Elaeagnus x ebbingei, an evergreen shrub, is grown as a ‘standard’ in this garden. Last year I left it to grow a little bit wild over the summer so we could enjoy the fabulous scent it gives out when flowering in the autumn.
Autumn came and went and the (insignificant) flowers came as hoped, but the scent did not linger in the air as I had wished for. Our semi-formal rose garden looked quite shabby for the duration of summer so my hand was forced to keep them trim this year. Armed with secateurs it took 2 of us the best part of a day this week, to get them back in shape. We could have pruned them with shears, which is a quicker process, however this will cut the leaves, which then get a brown edge and spoil the overall appearance of the plant.
Having done that job, I returned to the garden for a second day this week to start pruning the box hedges around the roses. These can be started with a hedge trimmer and given a neat finish with shears. Again this is a very time consuming business. With 2 of us working, we still didn’t manage to get round all the hedges in a day. There is a lot of clearing up do afterwards. Our relatively strong backs were also not thanking us for a day of diligent pruning – at such a low level.
When that is done I see that the roses are beginning to go over and they require a lot of time dead-heading. A very worthwhile job to acheive a longer flowering period. Whilst doing this we are also weeding under the roses despite a good mulching at the beginning of the year. In a bad year for ‘black spot’ usually after a warm damp Spring (fortunately not this year), we are also sweeping up all the dead and yellowed diseased leaves from under the roses.
When we finally feel we can leave this area, we know that the Nepeta underplanting the roses needs cutting right back to get a second flush of flowers for later in the year..
Hang on a moment … before we know it, we have spent all season in this area and the rest of the garden is going to pot.
For these reasons, stunning as this garden is, I strongly recommend giving rose gardens lots of thought when planting.

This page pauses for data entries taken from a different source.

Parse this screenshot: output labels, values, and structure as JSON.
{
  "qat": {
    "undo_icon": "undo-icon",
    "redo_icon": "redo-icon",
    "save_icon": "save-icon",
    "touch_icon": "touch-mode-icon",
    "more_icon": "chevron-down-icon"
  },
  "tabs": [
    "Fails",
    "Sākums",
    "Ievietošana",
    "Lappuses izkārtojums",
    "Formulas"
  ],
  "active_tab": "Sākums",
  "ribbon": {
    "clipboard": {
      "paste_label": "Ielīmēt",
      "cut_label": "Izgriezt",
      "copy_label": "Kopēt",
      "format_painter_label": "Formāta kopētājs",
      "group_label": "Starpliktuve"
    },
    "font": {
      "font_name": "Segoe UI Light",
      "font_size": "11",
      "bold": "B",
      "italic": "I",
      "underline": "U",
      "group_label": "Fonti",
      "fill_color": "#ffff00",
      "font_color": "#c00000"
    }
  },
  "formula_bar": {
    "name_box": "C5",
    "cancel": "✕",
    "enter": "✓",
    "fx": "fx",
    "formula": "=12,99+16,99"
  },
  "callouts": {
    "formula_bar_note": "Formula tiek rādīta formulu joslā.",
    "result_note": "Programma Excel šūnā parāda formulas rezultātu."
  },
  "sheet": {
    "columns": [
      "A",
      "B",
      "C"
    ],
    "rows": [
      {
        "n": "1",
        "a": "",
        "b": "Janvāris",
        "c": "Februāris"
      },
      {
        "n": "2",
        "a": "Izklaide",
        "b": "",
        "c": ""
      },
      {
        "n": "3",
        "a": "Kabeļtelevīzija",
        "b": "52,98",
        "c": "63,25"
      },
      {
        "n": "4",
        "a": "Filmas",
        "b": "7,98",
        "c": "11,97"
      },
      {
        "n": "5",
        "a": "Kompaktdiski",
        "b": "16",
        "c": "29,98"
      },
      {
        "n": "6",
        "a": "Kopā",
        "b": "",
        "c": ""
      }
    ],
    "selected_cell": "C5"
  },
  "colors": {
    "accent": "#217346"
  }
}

In another garden I work in, the roses are dotted through the border.
This could be a better picture to demonstrate how well this can work, so you’ll have to just take my word for it, but it really does…